Segment Start: Records provided
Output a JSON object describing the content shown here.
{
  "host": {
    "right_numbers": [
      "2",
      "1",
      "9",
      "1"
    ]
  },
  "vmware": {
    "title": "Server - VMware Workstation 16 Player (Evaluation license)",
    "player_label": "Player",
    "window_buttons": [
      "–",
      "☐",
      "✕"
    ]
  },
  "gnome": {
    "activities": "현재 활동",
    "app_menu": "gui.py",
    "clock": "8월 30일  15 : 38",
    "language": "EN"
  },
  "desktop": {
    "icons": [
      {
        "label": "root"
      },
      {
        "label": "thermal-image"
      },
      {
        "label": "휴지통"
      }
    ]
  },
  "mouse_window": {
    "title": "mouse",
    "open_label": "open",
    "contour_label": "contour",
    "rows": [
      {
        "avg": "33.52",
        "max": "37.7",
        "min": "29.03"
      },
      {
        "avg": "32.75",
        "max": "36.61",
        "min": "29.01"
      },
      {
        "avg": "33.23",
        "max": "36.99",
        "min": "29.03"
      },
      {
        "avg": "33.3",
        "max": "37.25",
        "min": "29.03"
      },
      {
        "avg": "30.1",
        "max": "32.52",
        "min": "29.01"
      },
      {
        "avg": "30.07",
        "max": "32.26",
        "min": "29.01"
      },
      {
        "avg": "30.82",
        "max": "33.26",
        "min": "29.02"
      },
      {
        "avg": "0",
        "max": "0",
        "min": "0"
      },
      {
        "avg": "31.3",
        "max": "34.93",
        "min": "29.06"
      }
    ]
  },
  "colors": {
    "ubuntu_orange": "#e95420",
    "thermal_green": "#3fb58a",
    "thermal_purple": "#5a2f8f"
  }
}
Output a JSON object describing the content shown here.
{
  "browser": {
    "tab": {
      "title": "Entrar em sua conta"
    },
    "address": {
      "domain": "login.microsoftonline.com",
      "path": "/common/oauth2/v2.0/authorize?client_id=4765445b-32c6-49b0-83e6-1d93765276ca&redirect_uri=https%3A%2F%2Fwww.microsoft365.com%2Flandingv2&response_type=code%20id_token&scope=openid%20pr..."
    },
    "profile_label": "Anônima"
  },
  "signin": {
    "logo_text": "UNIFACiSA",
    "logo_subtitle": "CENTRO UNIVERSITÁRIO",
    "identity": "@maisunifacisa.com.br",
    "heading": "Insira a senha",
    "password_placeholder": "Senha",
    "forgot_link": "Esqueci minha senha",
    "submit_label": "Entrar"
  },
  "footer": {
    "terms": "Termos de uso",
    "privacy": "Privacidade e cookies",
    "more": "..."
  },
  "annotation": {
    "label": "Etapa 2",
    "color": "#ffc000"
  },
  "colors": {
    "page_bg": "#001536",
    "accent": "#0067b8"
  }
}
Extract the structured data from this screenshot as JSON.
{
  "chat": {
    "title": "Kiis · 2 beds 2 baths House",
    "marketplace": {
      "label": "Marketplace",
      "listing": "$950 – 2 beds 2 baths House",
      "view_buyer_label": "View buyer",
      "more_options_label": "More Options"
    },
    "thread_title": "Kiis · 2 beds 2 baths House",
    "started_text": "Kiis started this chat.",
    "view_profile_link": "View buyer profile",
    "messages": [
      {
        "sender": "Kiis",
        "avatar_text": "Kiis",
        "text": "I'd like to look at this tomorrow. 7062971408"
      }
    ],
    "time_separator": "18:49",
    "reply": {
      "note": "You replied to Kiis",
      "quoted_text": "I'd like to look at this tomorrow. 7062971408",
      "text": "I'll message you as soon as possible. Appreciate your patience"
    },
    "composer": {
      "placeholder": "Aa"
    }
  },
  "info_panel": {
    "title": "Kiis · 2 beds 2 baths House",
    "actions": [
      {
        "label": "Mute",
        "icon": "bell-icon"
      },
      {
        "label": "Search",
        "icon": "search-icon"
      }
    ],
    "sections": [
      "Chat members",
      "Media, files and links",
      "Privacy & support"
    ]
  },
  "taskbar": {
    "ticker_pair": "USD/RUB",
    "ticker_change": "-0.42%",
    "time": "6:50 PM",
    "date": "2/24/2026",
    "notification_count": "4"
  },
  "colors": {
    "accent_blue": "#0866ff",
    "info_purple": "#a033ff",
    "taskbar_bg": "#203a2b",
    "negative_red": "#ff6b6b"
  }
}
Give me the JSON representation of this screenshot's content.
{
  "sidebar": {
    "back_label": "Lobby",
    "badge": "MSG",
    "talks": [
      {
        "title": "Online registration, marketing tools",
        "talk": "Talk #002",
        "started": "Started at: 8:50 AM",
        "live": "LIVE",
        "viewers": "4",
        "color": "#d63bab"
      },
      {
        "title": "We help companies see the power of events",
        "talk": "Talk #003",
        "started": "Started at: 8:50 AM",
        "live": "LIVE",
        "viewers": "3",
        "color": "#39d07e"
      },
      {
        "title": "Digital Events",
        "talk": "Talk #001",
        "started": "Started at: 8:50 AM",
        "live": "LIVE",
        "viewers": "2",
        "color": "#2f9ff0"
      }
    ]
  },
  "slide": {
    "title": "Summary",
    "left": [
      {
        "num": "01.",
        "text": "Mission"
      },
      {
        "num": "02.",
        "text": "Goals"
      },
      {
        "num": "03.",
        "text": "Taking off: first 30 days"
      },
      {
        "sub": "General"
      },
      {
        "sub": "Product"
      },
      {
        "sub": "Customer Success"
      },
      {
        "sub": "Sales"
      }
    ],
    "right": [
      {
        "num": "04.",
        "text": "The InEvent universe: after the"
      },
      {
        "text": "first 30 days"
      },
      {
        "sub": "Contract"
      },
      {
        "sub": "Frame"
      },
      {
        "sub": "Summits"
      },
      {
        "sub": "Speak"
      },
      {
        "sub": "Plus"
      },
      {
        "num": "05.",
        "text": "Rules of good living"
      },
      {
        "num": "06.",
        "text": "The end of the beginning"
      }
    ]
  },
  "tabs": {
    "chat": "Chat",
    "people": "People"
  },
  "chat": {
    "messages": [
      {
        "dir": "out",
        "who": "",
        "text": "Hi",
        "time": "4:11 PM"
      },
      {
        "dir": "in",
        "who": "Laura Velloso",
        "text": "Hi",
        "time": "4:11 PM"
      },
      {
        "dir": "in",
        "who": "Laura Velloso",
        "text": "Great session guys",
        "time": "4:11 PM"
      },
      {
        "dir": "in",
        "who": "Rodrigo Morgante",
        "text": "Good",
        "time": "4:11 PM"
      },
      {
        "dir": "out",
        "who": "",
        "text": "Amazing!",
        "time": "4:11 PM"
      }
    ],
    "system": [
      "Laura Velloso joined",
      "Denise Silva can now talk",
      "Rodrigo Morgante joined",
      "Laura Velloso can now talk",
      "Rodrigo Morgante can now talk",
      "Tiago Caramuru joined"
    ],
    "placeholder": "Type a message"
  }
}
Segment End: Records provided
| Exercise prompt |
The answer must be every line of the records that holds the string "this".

| Exercise output |
Extract the structured data from this screenshot as JSON.
    "started_text": "Kiis started this chat.",
        "text": "I'd like to look at this tomorrow. 7062971408"
      "quoted_text": "I'd like to look at this tomorrow. 7062971408",
Give me the JSON representation of this screenshot's content.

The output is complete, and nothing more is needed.